| Work to complete |
Give the number of lines in the listing below that include the word "size", with nothing more.

____________

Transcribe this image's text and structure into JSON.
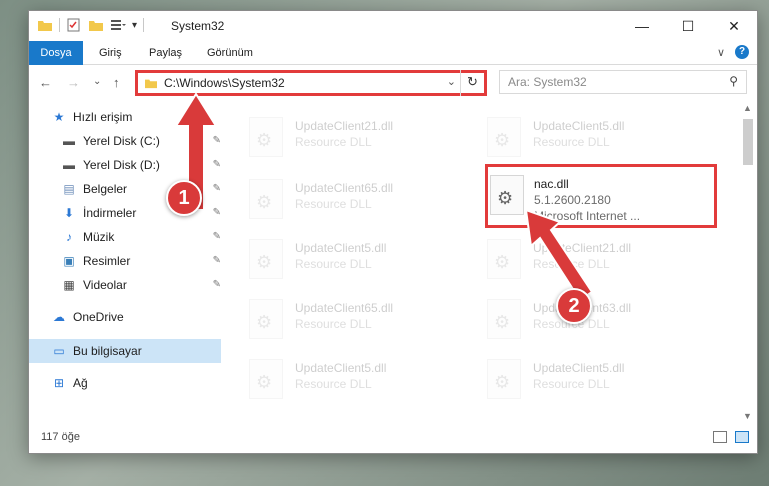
{
  "window": {
    "title": "System32"
  },
  "window_controls": {
    "minimize": "—",
    "maximize": "☐",
    "close": "✕"
  },
  "ribbon": {
    "tabs": [
      {
        "label": "Dosya"
      },
      {
        "label": "Giriş"
      },
      {
        "label": "Paylaş"
      },
      {
        "label": "Görünüm"
      }
    ],
    "expand": "∨",
    "help": "?"
  },
  "address": {
    "path": "C:\\Windows\\System32",
    "dropdown": "⌄",
    "refresh": "↻"
  },
  "nav_buttons": {
    "back": "←",
    "forward": "→",
    "recent": "⌄",
    "up": "↑"
  },
  "search": {
    "placeholder": "Ara: System32",
    "icon": "⚲"
  },
  "sidebar": {
    "items": [
      {
        "label": "Hızlı erişim",
        "icon": "star-icon",
        "glyph": "★",
        "color": "#2b78d4",
        "pinned": false
      },
      {
        "label": "Yerel Disk (C:)",
        "icon": "drive-icon",
        "glyph": "▬",
        "color": "#555555",
        "pinned": true
      },
      {
        "label": "Yerel Disk (D:)",
        "icon": "drive-icon",
        "glyph": "▬",
        "color": "#555555",
        "pinned": true
      },
      {
        "label": "Belgeler",
        "icon": "documents-icon",
        "glyph": "▤",
        "color": "#6b8cb8",
        "pinned": true
      },
      {
        "label": "İndirmeler",
        "icon": "downloads-icon",
        "glyph": "⬇",
        "color": "#2b78d4",
        "pinned": true
      },
      {
        "label": "Müzik",
        "icon": "music-icon",
        "glyph": "♪",
        "color": "#2b78d4",
        "pinned": true
      },
      {
        "label": "Resimler",
        "icon": "pictures-icon",
        "glyph": "▣",
        "color": "#3a7fb8",
        "pinned": true
      },
      {
        "label": "Videolar",
        "icon": "videos-icon",
        "glyph": "▦",
        "color": "#444444",
        "pinned": true
      },
      {
        "label": "OneDrive",
        "icon": "cloud-icon",
        "glyph": "☁",
        "color": "#2b78d4",
        "pinned": false
      },
      {
        "label": "Bu bilgisayar",
        "icon": "computer-icon",
        "glyph": "▭",
        "color": "#2b78d4",
        "pinned": false,
        "selected": true
      },
      {
        "label": "Ağ",
        "icon": "network-icon",
        "glyph": "⊞",
        "color": "#2b78d4",
        "pinned": false
      }
    ],
    "pin_glyph": "📌"
  },
  "files": [
    {
      "name": "UpdateClient21.dll",
      "type": "Resource DLL"
    },
    {
      "name": "UpdateClient5.dll",
      "type": "Resource DLL"
    },
    {
      "name": "UpdateClient65.dll",
      "type": "Resource DLL"
    },
    {
      "name": "nac.dll",
      "type": "5.1.2600.2180",
      "desc": "Microsoft Internet ...",
      "highlighted": true
    },
    {
      "name": "UpdateClient5.dll",
      "type": "Resource DLL"
    },
    {
      "name": "UpdateClient21.dll",
      "type": "Resource DLL"
    },
    {
      "name": "UpdateClient65.dll",
      "type": "Resource DLL"
    },
    {
      "name": "UpdateClient63.dll",
      "type": "Resource DLL"
    },
    {
      "name": "UpdateClient5.dll",
      "type": "Resource DLL"
    },
    {
      "name": "UpdateClient5.dll",
      "type": "Resource DLL"
    }
  ],
  "status": {
    "item_count": "117 öğe"
  },
  "annotations": [
    {
      "number": "1"
    },
    {
      "number": "2"
    }
  ],
  "colors": {
    "accent": "#1979ca",
    "highlight_red": "#e23b3b",
    "badge_red": "#d93a3a",
    "selected": "#cce4f7"
  }
}
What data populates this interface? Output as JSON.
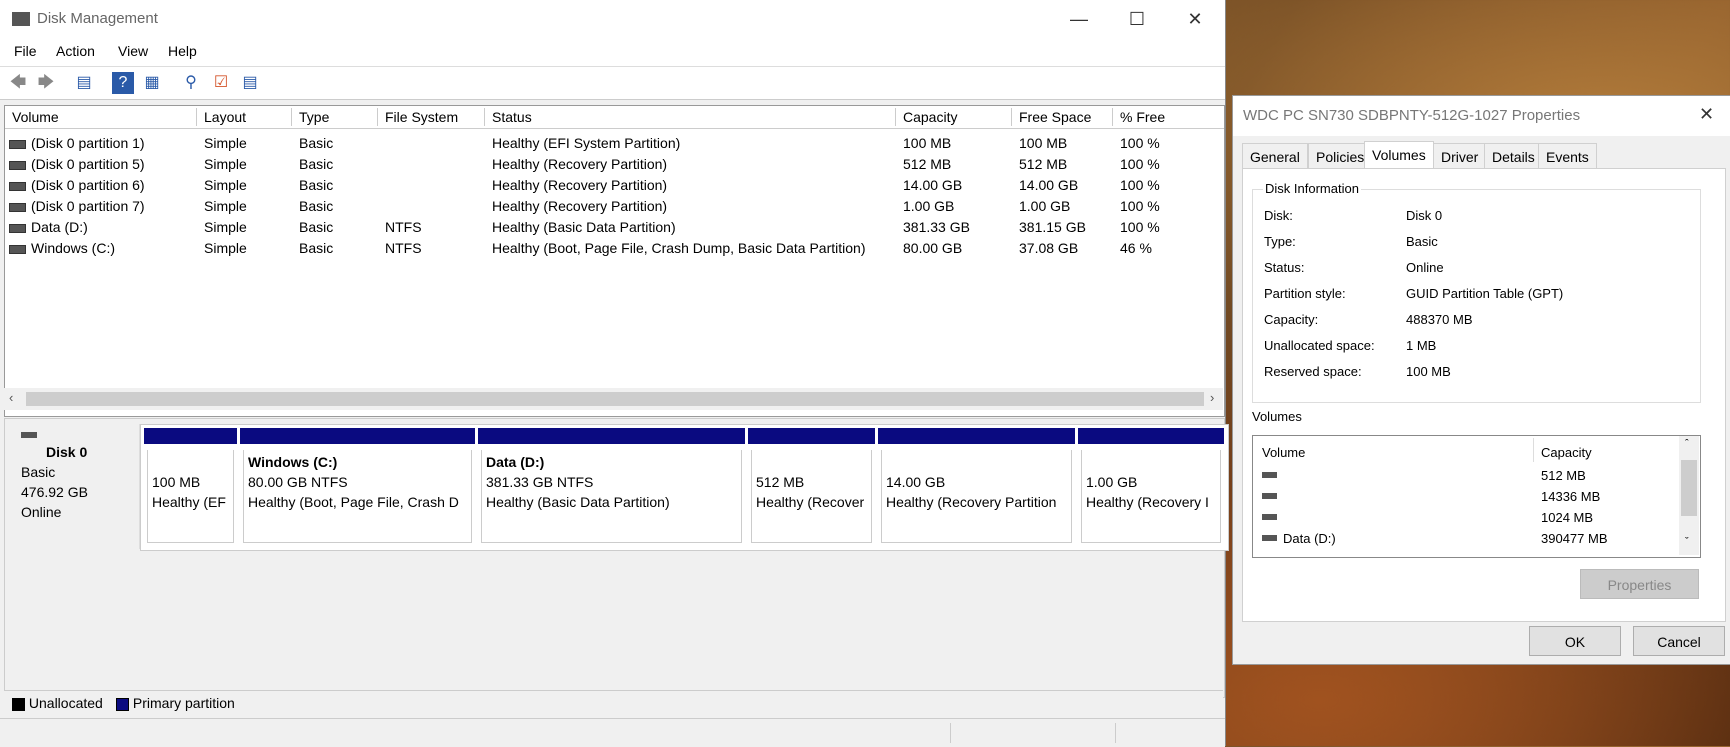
{
  "dm": {
    "title": "Disk Management",
    "menu": [
      "File",
      "Action",
      "View",
      "Help"
    ],
    "columns": [
      "Volume",
      "Layout",
      "Type",
      "File System",
      "Status",
      "Capacity",
      "Free Space",
      "% Free"
    ],
    "rows": [
      [
        "(Disk 0 partition 1)",
        "Simple",
        "Basic",
        "",
        "Healthy (EFI System Partition)",
        "100 MB",
        "100 MB",
        "100 %"
      ],
      [
        "(Disk 0 partition 5)",
        "Simple",
        "Basic",
        "",
        "Healthy (Recovery Partition)",
        "512 MB",
        "512 MB",
        "100 %"
      ],
      [
        "(Disk 0 partition 6)",
        "Simple",
        "Basic",
        "",
        "Healthy (Recovery Partition)",
        "14.00 GB",
        "14.00 GB",
        "100 %"
      ],
      [
        "(Disk 0 partition 7)",
        "Simple",
        "Basic",
        "",
        "Healthy (Recovery Partition)",
        "1.00 GB",
        "1.00 GB",
        "100 %"
      ],
      [
        "Data (D:)",
        "Simple",
        "Basic",
        "NTFS",
        "Healthy (Basic Data Partition)",
        "381.33 GB",
        "381.15 GB",
        "100 %"
      ],
      [
        "Windows (C:)",
        "Simple",
        "Basic",
        "NTFS",
        "Healthy (Boot, Page File, Crash Dump, Basic Data Partition)",
        "80.00 GB",
        "37.08 GB",
        "46 %"
      ]
    ],
    "disk": {
      "name": "Disk 0",
      "type": "Basic",
      "size": "476.92 GB",
      "status": "Online"
    },
    "partitions": [
      {
        "name": "",
        "size": "100 MB",
        "status": "Healthy (EF"
      },
      {
        "name": "Windows  (C:)",
        "size": "80.00 GB NTFS",
        "status": "Healthy (Boot, Page File, Crash D"
      },
      {
        "name": "Data  (D:)",
        "size": "381.33 GB NTFS",
        "status": "Healthy (Basic Data Partition)"
      },
      {
        "name": "",
        "size": "512 MB",
        "status": "Healthy (Recover"
      },
      {
        "name": "",
        "size": "14.00 GB",
        "status": "Healthy (Recovery Partition"
      },
      {
        "name": "",
        "size": "1.00 GB",
        "status": "Healthy (Recovery I"
      }
    ],
    "legend": {
      "unallocated": "Unallocated",
      "primary": "Primary partition"
    },
    "colors": {
      "primary": "#0a0a80",
      "unallocated": "#000000"
    }
  },
  "props": {
    "title": "WDC PC SN730 SDBPNTY-512G-1027 Properties",
    "tabs": [
      "General",
      "Policies",
      "Volumes",
      "Driver",
      "Details",
      "Events"
    ],
    "group_title": "Disk Information",
    "info": [
      [
        "Disk:",
        "Disk 0"
      ],
      [
        "Type:",
        "Basic"
      ],
      [
        "Status:",
        "Online"
      ],
      [
        "Partition style:",
        "GUID Partition Table (GPT)"
      ],
      [
        "Capacity:",
        "488370 MB"
      ],
      [
        "Unallocated space:",
        "1 MB"
      ],
      [
        "Reserved space:",
        "100 MB"
      ]
    ],
    "volumes_label": "Volumes",
    "volumes_cols": [
      "Volume",
      "Capacity"
    ],
    "volumes": [
      [
        "",
        "512 MB"
      ],
      [
        "",
        "14336 MB"
      ],
      [
        "",
        "1024 MB"
      ],
      [
        "Data (D:)",
        "390477 MB"
      ]
    ],
    "properties_btn": "Properties",
    "ok_btn": "OK",
    "cancel_btn": "Cancel"
  }
}
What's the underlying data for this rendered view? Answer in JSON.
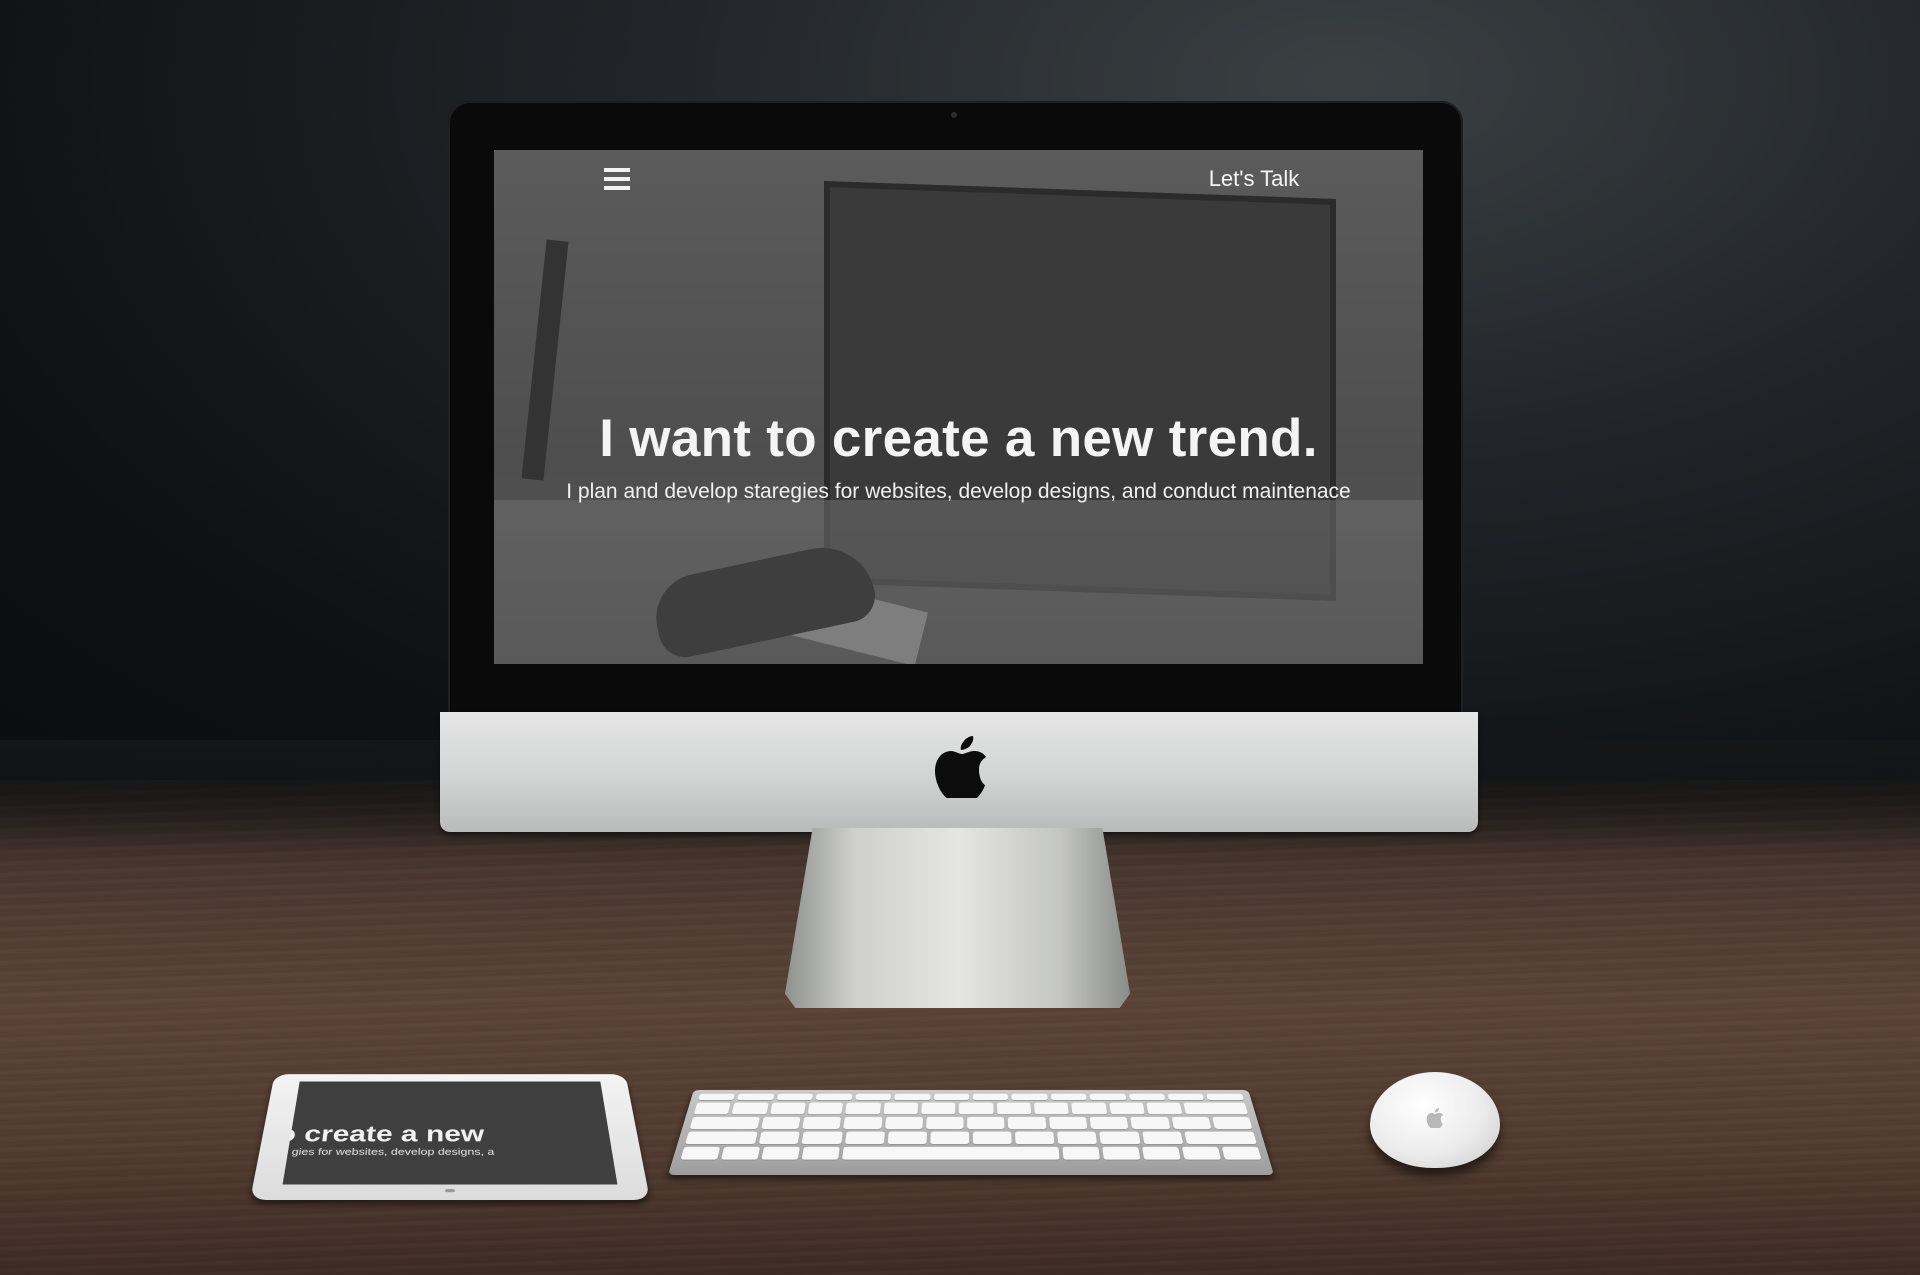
{
  "website": {
    "nav": {
      "menu_icon": "hamburger-menu-icon",
      "cta_label": "Let's Talk"
    },
    "hero": {
      "title": "I want to create a new trend.",
      "subtitle": "I plan and develop staregies for websites, develop designs, and conduct maintenace"
    }
  },
  "tablet": {
    "title_fragment": "o create a new",
    "subtitle_fragment": "gies for websites, develop designs, a"
  },
  "devices": {
    "monitor_logo": "apple-logo",
    "mouse_logo": "apple-logo"
  },
  "colors": {
    "screen_overlay": "#4e4e4e",
    "hero_text": "#f4f4f4",
    "desk_wood": "#5c4437",
    "background": "#0f1113"
  }
}
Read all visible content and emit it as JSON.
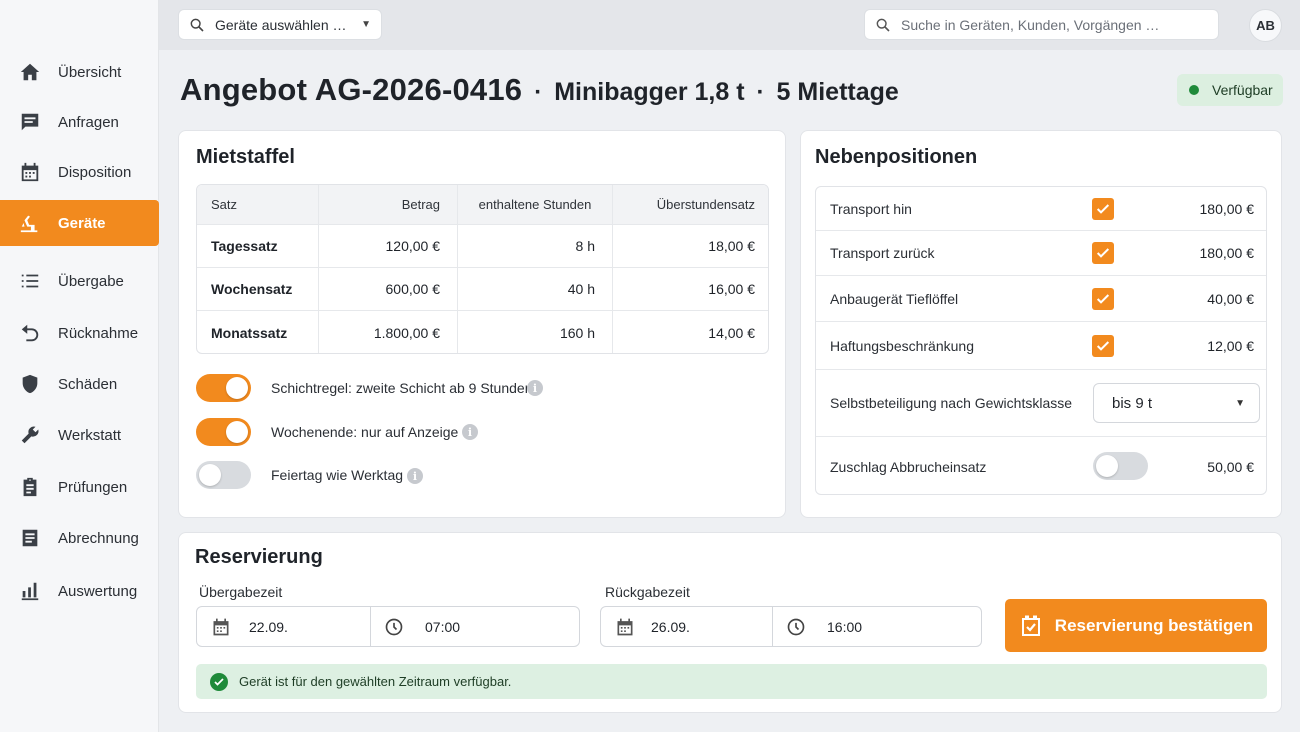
{
  "nav": {
    "items": [
      {
        "label": "Übersicht",
        "icon": "home-icon"
      },
      {
        "label": "Anfragen",
        "icon": "message-icon"
      },
      {
        "label": "Disposition",
        "icon": "calendar-icon"
      },
      {
        "label": "Geräte",
        "icon": "excavator-icon",
        "active": true
      },
      {
        "label": "Übergabe",
        "icon": "list-icon"
      },
      {
        "label": "Rücknahme",
        "icon": "undo-icon"
      },
      {
        "label": "Schäden",
        "icon": "shield-icon"
      },
      {
        "label": "Werkstatt",
        "icon": "wrench-icon"
      },
      {
        "label": "Prüfungen",
        "icon": "clipboard-icon"
      },
      {
        "label": "Abrechnung",
        "icon": "document-icon"
      },
      {
        "label": "Auswertung",
        "icon": "bar-chart-icon"
      }
    ]
  },
  "topbar": {
    "device_select": "Geräte auswählen …",
    "search_placeholder": "Suche in Geräten, Kunden, Vorgängen …",
    "avatar": "AB"
  },
  "header": {
    "title": "Angebot AG-2026-0416",
    "separator": "·",
    "machine": "Minibagger 1,8 t",
    "duration": "5 Miettage",
    "status": "Verfügbar"
  },
  "staffel": {
    "title": "Mietstaffel",
    "columns": [
      "Satz",
      "Betrag",
      "enthaltene Stunden",
      "Überstundensatz"
    ],
    "rows": [
      {
        "satz": "Tagessatz",
        "betrag": "120,00 €",
        "stunden": "8 h",
        "ueber": "18,00 €"
      },
      {
        "satz": "Wochensatz",
        "betrag": "600,00 €",
        "stunden": "40 h",
        "ueber": "16,00 €"
      },
      {
        "satz": "Monatssatz",
        "betrag": "1.800,00 €",
        "stunden": "160 h",
        "ueber": "14,00 €"
      }
    ],
    "options": [
      {
        "label": "Schichtregel: zweite Schicht ab 9 Stunden",
        "on": true
      },
      {
        "label": "Wochenende: nur auf Anzeige",
        "on": true
      },
      {
        "label": "Feiertag wie Werktag",
        "on": false
      }
    ]
  },
  "neben": {
    "title": "Nebenpositionen",
    "items": [
      {
        "label": "Transport hin",
        "checked": true,
        "amount": "180,00 €"
      },
      {
        "label": "Transport zurück",
        "checked": true,
        "amount": "180,00 €"
      },
      {
        "label": "Anbaugerät Tieflöffel",
        "checked": true,
        "amount": "40,00 €"
      },
      {
        "label": "Haftungsbeschränkung",
        "checked": true,
        "amount": "12,00 €"
      }
    ],
    "selbst": {
      "label": "Selbstbeteiligung nach Gewichtsklasse",
      "value": "bis 9 t"
    },
    "zuschlag": {
      "label": "Zuschlag Abbrucheinsatz",
      "on": false,
      "amount": "50,00 €"
    }
  },
  "reservierung": {
    "title": "Reservierung",
    "uebergabe_label": "Übergabezeit",
    "uebergabe_date": "22.09.",
    "uebergabe_time": "07:00",
    "rueckgabe_label": "Rückgabezeit",
    "rueckgabe_date": "26.09.",
    "rueckgabe_time": "16:00",
    "confirm_label": "Reservierung bestätigen",
    "notice": "Gerät ist für den gewählten Zeitraum verfügbar."
  },
  "colors": {
    "accent": "#f28a1e",
    "success": "#1f8a3a",
    "success_bg": "#ddf0e2"
  }
}
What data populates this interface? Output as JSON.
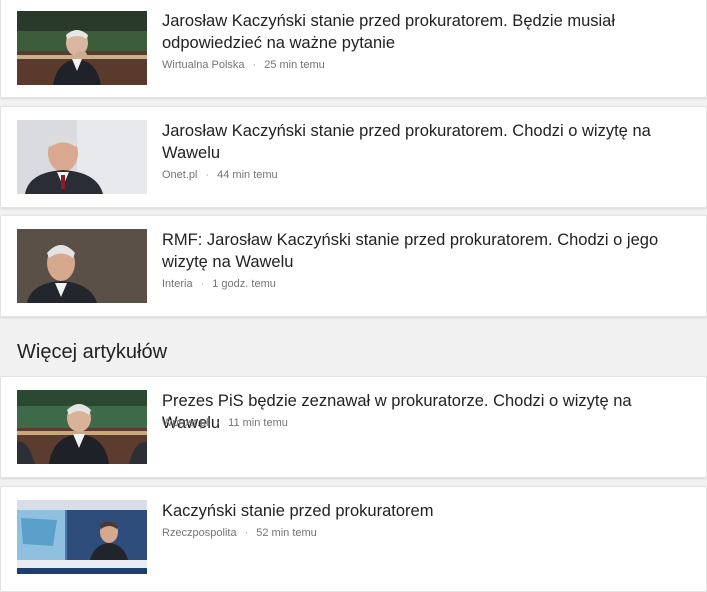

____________

| Exercise response |
7